Vegetables are good for you — knowledge really doesn’t get more common than that. But I’m still going to venture a guess that the results of this latest study will leave you very pleasantly surprised.
According to new research, eating just one serving of leafy greens daily may slam the brakes on age-related cognitive decline. You read that right — just a single serving per day.
This study featured nearly 1,000 subjects averaging 81 years old. Leafy green intake spanned anywhere from just .09 servings a day in the group with the lowest veggie consumption, to 1.3 servings daily in the group that ate the most. (In my opinion, still not a great amount.)
Follow-up was close to five years. And let’s just say some pretty stunning differences emerged.
Rates of cognitive decline were significantly slower among the subjects who consumed one to two servings of leafy greens per day. In fact, by the end of the study, this group’s cognitive function was the equivalent of 11 years “younger” compared to subjects who barely ate any leafy greens.
Researchers only needed to take a closer look at micronutrients to figure out why. Higher intakes of folate, phylloquinone, lutein, nitrate, alpha-Tocopherol, and kaempferol all had significant linear associations to slower rates of mental decline.
In other words, these powerful phytonutrients appear to offer direct protection for your brain. And all you have to do to reap their benefits is eat more salad. Or more spinach, kale, and collards — all of which, alongside lettuce, had the strongest links to slower rates of cognitive decline.
Of course, this finding isn’t exactly coming out of nowhere. Higher blood levels of carotenoids — abundant in leafy greens — have been linked with less severe white matter lesions before.
Previous research also shows lutein can curb oxidative stress and inflammation in the brain. And that folate can fight a number of issues related to Alzheimer’s, including tau protein tangles.
So when I say that “food is medicine,” I mean it literally. The science is out there. And needless to say, green veggies should be a staple in everyone’s diet — folks looking to preserve brain health, in particular.
It’s such simple thing. And yet, if the average intakes in this study tell us anything, it’s that the people who need leafy greens the most really aren’t eating very many.

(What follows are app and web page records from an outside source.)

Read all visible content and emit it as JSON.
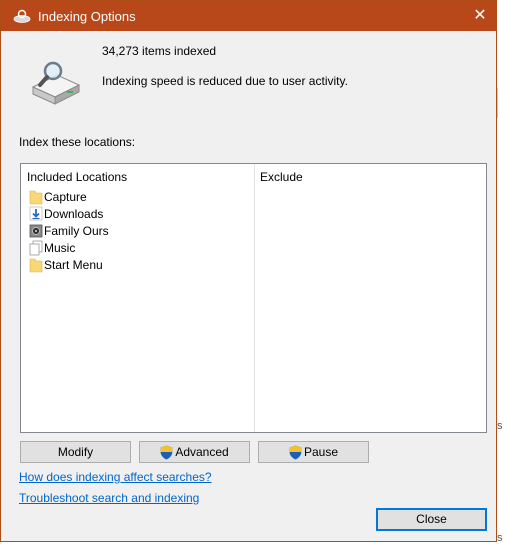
{
  "window": {
    "title": "Indexing Options",
    "close_glyph": "✕"
  },
  "status": {
    "items_indexed": "34,273 items indexed",
    "message": "Indexing speed is reduced due to user activity."
  },
  "locations_label": "Index these locations:",
  "table": {
    "headers": {
      "included": "Included Locations",
      "exclude": "Exclude"
    },
    "rows": [
      {
        "label": "Capture",
        "icon": "folder-icon"
      },
      {
        "label": "Downloads",
        "icon": "downloads-icon"
      },
      {
        "label": "Family Ours",
        "icon": "drive-icon"
      },
      {
        "label": "Music",
        "icon": "library-icon"
      },
      {
        "label": "Start Menu",
        "icon": "folder-icon"
      }
    ]
  },
  "buttons": {
    "modify": "Modify",
    "advanced": "Advanced",
    "pause": "Pause",
    "close": "Close"
  },
  "links": {
    "how_indexing": "How does indexing affect searches?",
    "troubleshoot": "Troubleshoot search and indexing"
  },
  "background_edge": {
    "char_top": "s",
    "char_bottom": "s"
  },
  "colors": {
    "titlebar": "#b8481a",
    "link": "#0066cc",
    "dialog_bg": "#f0f0f0"
  }
}
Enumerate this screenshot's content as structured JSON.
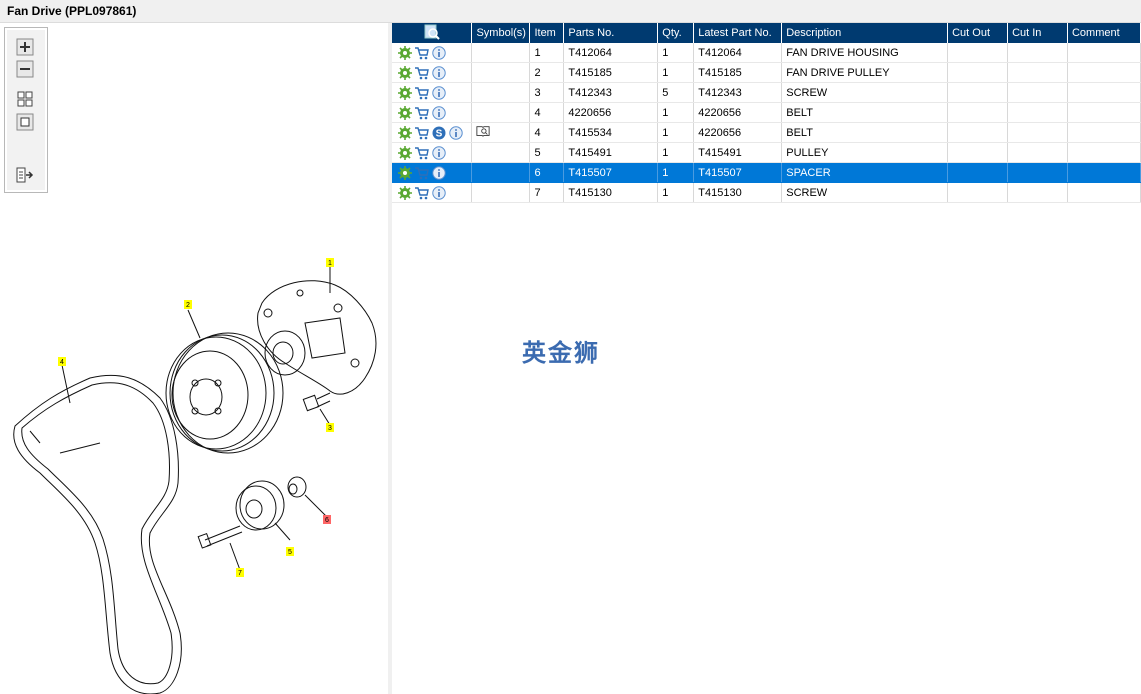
{
  "window": {
    "title": "Fan Drive (PPL097861)"
  },
  "toolbar": {
    "buttons": [
      {
        "name": "zoom-in-button",
        "icon": "zoom-in-icon"
      },
      {
        "name": "zoom-out-button",
        "icon": "zoom-out-icon"
      },
      {
        "name": "fit-all-button",
        "icon": "fit-all-icon"
      },
      {
        "name": "actual-size-button",
        "icon": "actual-size-icon"
      },
      {
        "name": "export-list-button",
        "icon": "export-list-icon"
      }
    ]
  },
  "drawing": {
    "callouts": [
      "1",
      "2",
      "3",
      "4",
      "5",
      "6",
      "7"
    ],
    "highlighted_callout": "6"
  },
  "table": {
    "headers": {
      "actions": "",
      "symbols": "Symbol(s)",
      "item": "Item",
      "parts_no": "Parts No.",
      "qty": "Qty.",
      "latest_part_no": "Latest Part No.",
      "description": "Description",
      "cut_out": "Cut Out",
      "cut_in": "Cut In",
      "comment": "Comment"
    },
    "rows": [
      {
        "item": "1",
        "parts_no": "T412064",
        "qty": "1",
        "latest_part_no": "T412064",
        "description": "FAN DRIVE HOUSING",
        "cut_out": "",
        "cut_in": "",
        "comment": "",
        "has_s": false,
        "has_symbol": false,
        "selected": false
      },
      {
        "item": "2",
        "parts_no": "T415185",
        "qty": "1",
        "latest_part_no": "T415185",
        "description": "FAN DRIVE PULLEY",
        "cut_out": "",
        "cut_in": "",
        "comment": "",
        "has_s": false,
        "has_symbol": false,
        "selected": false
      },
      {
        "item": "3",
        "parts_no": "T412343",
        "qty": "5",
        "latest_part_no": "T412343",
        "description": "SCREW",
        "cut_out": "",
        "cut_in": "",
        "comment": "",
        "has_s": false,
        "has_symbol": false,
        "selected": false
      },
      {
        "item": "4",
        "parts_no": "4220656",
        "qty": "1",
        "latest_part_no": "4220656",
        "description": "BELT",
        "cut_out": "",
        "cut_in": "",
        "comment": "",
        "has_s": false,
        "has_symbol": false,
        "selected": false
      },
      {
        "item": "4",
        "parts_no": "T415534",
        "qty": "1",
        "latest_part_no": "4220656",
        "description": "BELT",
        "cut_out": "",
        "cut_in": "",
        "comment": "",
        "has_s": true,
        "has_symbol": true,
        "selected": false
      },
      {
        "item": "5",
        "parts_no": "T415491",
        "qty": "1",
        "latest_part_no": "T415491",
        "description": "PULLEY",
        "cut_out": "",
        "cut_in": "",
        "comment": "",
        "has_s": false,
        "has_symbol": false,
        "selected": false
      },
      {
        "item": "6",
        "parts_no": "T415507",
        "qty": "1",
        "latest_part_no": "T415507",
        "description": "SPACER",
        "cut_out": "",
        "cut_in": "",
        "comment": "",
        "has_s": false,
        "has_symbol": false,
        "selected": true
      },
      {
        "item": "7",
        "parts_no": "T415130",
        "qty": "1",
        "latest_part_no": "T415130",
        "description": "SCREW",
        "cut_out": "",
        "cut_in": "",
        "comment": "",
        "has_s": false,
        "has_symbol": false,
        "selected": false
      }
    ],
    "row_icons": [
      "gear-icon",
      "cart-icon",
      "info-icon"
    ],
    "s_badge": "S"
  },
  "watermark": "英金狮",
  "colors": {
    "header_bg": "#003a70",
    "selected_bg": "#0078d7",
    "gear": "#5aa832",
    "cart": "#2e6fb8",
    "info": "#5a8fd0",
    "callout_yellow": "#ffff00",
    "callout_red": "#ff6666"
  }
}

I encounter this problem in my practice more than you’d think — and believe me, it’s not just kids who turn their noses up at vegetables.
There’s a good reason for that, of course: If you don’t know how to prepare veggies well, they’re not exactly appetizing. To be honest, I could think of a million things I’d rather eat than a bowl of naked greens.

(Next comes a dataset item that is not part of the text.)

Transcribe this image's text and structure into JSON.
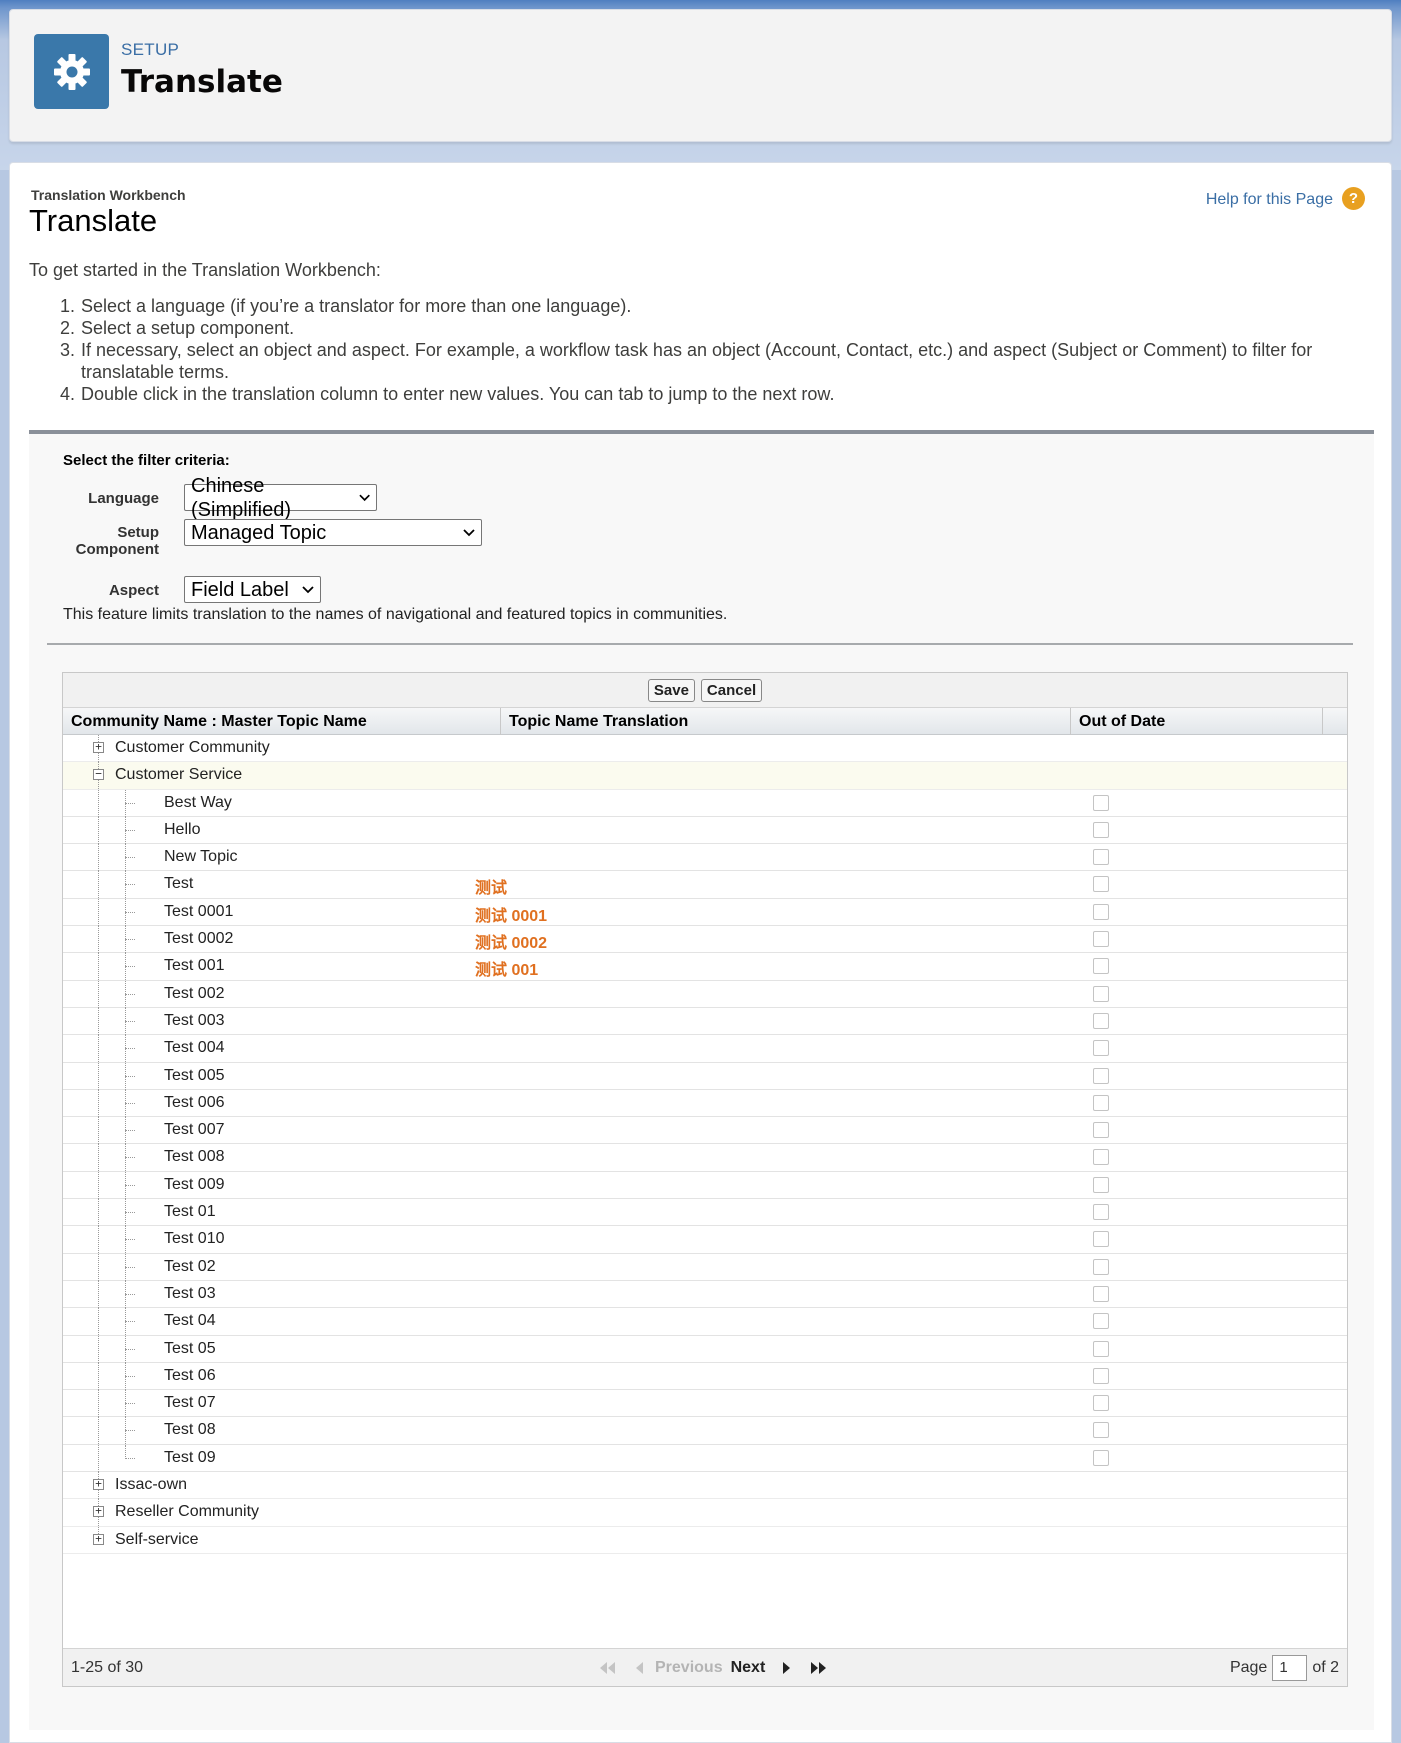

Toss them in some homemade dressing or sauté them up with some garlic and lemon, though, and you’ll have a hard time putting your fork down. (In fact, it just so happens that you must add these fats to your greens if you want to get the most nutritional bang for your buck.)

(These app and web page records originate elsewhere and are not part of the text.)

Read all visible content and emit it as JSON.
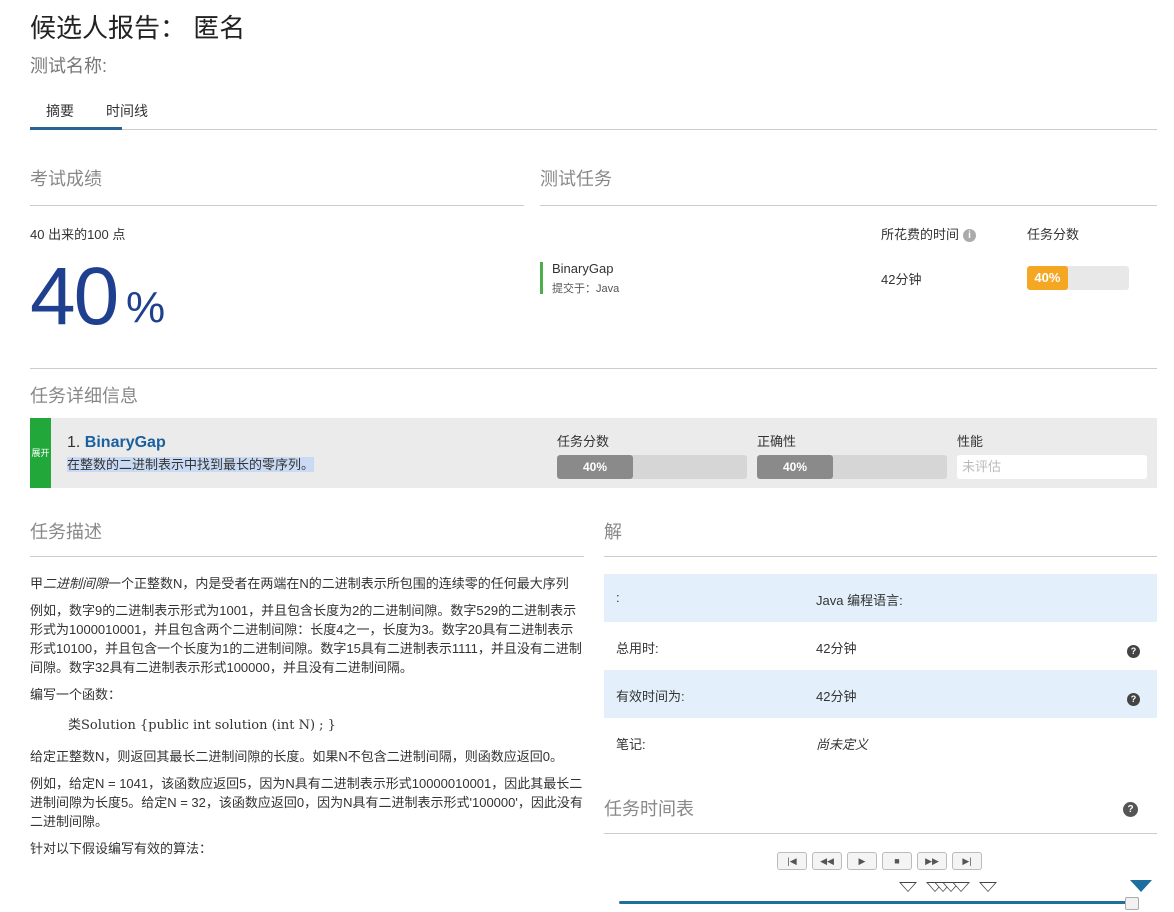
{
  "header": {
    "title": "候选人报告：  匿名",
    "subtitle": "测试名称:"
  },
  "tabs": [
    {
      "label": "摘要"
    },
    {
      "label": "时间线"
    }
  ],
  "score_section": {
    "heading": "考试成绩",
    "points_text": "40 出来的100 点",
    "percent_number": "40",
    "percent_sign": "%",
    "score_value": 40
  },
  "test_tasks": {
    "heading": "测试任务",
    "col_time": "所花费的时间",
    "col_score": "任务分数",
    "task_name": "BinaryGap",
    "submitted": "提交于：Java",
    "time_spent": "42分钟",
    "score_label": "40%",
    "score_value": 40
  },
  "task_details": {
    "heading": "任务详细信息",
    "expand_label": "展开",
    "number": "1.",
    "name": "BinaryGap",
    "summary": "在整数的二进制表示中找到最长的零序列。",
    "task_score_label": "任务分数",
    "task_score_text": "40%",
    "task_score_value": 40,
    "correctness_label": "正确性",
    "correctness_text": "40%",
    "correctness_value": 40,
    "performance_label": "性能",
    "performance_text": "未评估"
  },
  "description": {
    "heading": "任务描述",
    "p1_a": "甲",
    "p1_em": "二进制间隙",
    "p1_b": "一个正整数N，内是受者在两端在N的二进制表示所包围的连续零的任何最大序列",
    "p2": "例如，数字9的二进制表示形式为1001，并且包含长度为2的二进制间隙。数字529的二进制表示形式为1000010001，并且包含两个二进制间隙：长度4之一，长度为3。数字20具有二进制表示形式10100，并且包含一个长度为1的二进制间隙。数字15具有二进制表示1111，并且没有二进制间隙。数字32具有二进制表示形式100000，并且没有二进制间隔。",
    "p3": "编写一个函数：",
    "code": "类Solution {public int solution (int N) ; }",
    "p4": "给定正整数N，则返回其最长二进制间隙的长度。如果N不包含二进制间隔，则函数应返回0。",
    "p5": "例如，给定N = 1041，该函数应返回5，因为N具有二进制表示形式10000010001，因此其最长二进制间隙为长度5。给定N = 32，该函数应返回0，因为N具有二进制表示形式'100000'，因此没有二进制间隙。",
    "p6": "针对以下假设编写有效的算法："
  },
  "solution": {
    "heading": "解",
    "rows": [
      {
        "key": ":",
        "value": "Java 编程语言:"
      },
      {
        "key": "总用时:",
        "value": "42分钟"
      },
      {
        "key": "有效时间为:",
        "value": "42分钟"
      },
      {
        "key": "笔记:",
        "value": "尚未定义"
      }
    ],
    "help_icon_text": "?"
  },
  "timeline": {
    "heading": "任务时间表",
    "controls": [
      "|◀",
      "◀◀",
      "▶",
      "■",
      "▶▶",
      "▶|"
    ],
    "slider_position": 1.0
  },
  "colors": {
    "accent": "#1f3f8f",
    "link": "#1a5f9e",
    "green": "#22a83a",
    "orange": "#f5a623",
    "bar_grey": "#8a8a8a",
    "row_blue": "#e3f0fb"
  }
}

You don’t have to be a professional chef to master the art of making veggies delicious, either. My A-List Diet book offers reams of recipes to make it simple for you. (And as you may recall, that’s just one of the ways this eating plan can keep your brain young.) So if you haven’t ordered a copy yet, consider this one more really good reason to get yours today.
And in the meantime, for more in-depth advice on keeping your brain operating at peak performance, check out my brand new Drug-Free Protocol for Reversing Alzheimer’s and Dementia. You can learn more about it or enroll today by clicking here.